[RECORDS SHOWN — start]
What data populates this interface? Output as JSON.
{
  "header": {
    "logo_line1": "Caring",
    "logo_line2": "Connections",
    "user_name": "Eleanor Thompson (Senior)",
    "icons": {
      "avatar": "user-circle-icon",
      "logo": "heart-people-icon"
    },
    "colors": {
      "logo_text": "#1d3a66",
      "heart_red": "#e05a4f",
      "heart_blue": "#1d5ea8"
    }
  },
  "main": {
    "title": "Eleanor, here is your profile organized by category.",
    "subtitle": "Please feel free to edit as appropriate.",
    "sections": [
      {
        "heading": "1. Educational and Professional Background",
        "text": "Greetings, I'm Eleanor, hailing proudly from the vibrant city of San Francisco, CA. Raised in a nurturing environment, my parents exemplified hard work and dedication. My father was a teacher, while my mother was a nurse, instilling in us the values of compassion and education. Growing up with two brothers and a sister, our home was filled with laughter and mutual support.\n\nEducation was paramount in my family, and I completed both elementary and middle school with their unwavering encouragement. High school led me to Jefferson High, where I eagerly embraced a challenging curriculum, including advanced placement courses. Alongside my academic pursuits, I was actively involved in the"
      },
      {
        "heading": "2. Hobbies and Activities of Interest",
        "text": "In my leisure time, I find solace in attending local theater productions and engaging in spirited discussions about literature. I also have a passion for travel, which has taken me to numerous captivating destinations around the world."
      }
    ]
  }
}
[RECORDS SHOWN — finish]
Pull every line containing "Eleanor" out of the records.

*WRITTEN ANSWER*:
    "user_name": "Eleanor Thompson (Senior)",
    "title": "Eleanor, here is your profile organized by category.",
        "text": "Greetings, I'm Eleanor, hailing proudly from the vibrant city of San Francisco, CA. Raised in a nurturing environment, my parents exemplified hard work and dedication. My father was a teacher, while my mother was a nurse, instilling in us the values of compassion and education. Growing up with two brothers and a sister, our home was filled with laughter and mutual support.\n\nEducation was paramount in my family, and I completed both elementary and middle school with their unwavering encouragement. High school led me to Jefferson High, where I eagerly embraced a challenging curriculum, including advanced placement courses. Alongside my academic pursuits, I was actively involved in the"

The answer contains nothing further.